Input:
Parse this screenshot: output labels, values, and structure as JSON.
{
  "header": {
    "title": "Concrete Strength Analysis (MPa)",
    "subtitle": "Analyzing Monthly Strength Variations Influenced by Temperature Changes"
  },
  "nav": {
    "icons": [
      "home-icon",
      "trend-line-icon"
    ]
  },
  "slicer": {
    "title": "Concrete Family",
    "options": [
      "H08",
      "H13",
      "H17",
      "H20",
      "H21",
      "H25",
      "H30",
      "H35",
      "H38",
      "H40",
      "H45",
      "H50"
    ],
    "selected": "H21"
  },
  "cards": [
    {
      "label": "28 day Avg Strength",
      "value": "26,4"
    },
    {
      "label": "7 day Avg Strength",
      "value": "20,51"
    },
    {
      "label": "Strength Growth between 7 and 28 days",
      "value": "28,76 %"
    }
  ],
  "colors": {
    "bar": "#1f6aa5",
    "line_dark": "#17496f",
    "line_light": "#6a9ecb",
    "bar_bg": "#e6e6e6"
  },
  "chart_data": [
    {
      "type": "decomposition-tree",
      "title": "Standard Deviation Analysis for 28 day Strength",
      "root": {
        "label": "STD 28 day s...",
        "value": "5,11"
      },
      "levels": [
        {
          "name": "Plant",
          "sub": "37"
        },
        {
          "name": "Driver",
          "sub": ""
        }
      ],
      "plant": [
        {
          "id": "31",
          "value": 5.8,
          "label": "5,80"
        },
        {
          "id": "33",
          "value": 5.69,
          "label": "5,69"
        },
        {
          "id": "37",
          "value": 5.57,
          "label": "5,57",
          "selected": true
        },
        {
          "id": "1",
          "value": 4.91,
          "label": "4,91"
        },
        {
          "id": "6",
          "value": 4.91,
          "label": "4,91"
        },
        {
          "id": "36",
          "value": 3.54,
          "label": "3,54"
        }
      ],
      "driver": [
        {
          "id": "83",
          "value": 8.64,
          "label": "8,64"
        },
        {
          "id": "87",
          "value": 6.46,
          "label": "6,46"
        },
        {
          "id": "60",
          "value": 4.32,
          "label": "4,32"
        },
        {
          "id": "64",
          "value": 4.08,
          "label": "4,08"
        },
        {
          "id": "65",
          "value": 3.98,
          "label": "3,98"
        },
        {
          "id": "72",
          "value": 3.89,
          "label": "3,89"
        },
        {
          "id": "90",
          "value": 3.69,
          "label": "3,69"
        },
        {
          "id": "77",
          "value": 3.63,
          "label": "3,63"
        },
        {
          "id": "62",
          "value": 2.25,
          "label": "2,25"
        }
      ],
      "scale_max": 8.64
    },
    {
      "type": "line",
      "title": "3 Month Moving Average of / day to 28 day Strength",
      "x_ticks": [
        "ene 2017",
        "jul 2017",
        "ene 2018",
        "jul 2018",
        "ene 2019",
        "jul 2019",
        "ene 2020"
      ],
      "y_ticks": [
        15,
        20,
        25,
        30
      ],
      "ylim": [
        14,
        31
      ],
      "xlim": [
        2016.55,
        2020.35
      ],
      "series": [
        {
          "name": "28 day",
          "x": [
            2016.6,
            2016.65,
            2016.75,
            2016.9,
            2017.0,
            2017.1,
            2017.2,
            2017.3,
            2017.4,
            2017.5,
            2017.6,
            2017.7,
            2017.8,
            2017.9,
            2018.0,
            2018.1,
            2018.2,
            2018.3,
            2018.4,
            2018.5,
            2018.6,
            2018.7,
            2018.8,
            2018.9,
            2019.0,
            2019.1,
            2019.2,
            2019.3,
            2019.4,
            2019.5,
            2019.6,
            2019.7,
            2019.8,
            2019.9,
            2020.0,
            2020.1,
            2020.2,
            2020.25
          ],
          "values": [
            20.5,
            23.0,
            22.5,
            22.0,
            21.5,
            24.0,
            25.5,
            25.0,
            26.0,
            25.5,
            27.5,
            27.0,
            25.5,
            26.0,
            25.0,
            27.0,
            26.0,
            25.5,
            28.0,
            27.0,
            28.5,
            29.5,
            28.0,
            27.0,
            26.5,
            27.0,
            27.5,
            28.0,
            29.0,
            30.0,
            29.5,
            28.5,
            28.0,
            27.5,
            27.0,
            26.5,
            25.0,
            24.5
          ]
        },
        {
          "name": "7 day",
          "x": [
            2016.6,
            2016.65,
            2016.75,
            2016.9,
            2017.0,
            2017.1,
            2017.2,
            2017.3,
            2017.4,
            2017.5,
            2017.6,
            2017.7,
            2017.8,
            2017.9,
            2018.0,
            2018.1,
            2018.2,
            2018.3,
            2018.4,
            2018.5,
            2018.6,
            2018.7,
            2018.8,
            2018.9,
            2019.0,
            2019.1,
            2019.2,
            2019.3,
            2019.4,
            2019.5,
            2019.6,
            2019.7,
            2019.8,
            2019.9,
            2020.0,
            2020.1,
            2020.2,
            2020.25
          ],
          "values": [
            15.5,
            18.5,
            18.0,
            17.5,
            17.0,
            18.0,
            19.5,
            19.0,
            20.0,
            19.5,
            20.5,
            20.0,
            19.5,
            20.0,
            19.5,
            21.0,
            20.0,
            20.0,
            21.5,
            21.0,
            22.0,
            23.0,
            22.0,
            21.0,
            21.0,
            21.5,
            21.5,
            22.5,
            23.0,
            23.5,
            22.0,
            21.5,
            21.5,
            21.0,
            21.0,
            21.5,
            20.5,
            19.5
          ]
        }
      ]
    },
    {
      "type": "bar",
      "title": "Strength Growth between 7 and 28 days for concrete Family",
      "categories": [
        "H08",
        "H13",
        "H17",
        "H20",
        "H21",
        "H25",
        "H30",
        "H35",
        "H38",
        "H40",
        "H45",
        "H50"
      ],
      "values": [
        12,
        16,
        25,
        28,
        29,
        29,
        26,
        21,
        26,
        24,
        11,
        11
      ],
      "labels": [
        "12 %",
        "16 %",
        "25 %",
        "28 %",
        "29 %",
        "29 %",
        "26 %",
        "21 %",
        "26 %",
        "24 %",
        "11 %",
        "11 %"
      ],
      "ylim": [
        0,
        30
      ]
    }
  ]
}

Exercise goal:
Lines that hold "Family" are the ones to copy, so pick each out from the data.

Solved problem:
    "title": "Concrete Family",
      "title": "Strength Growth between 7 and 28 days for concrete Family",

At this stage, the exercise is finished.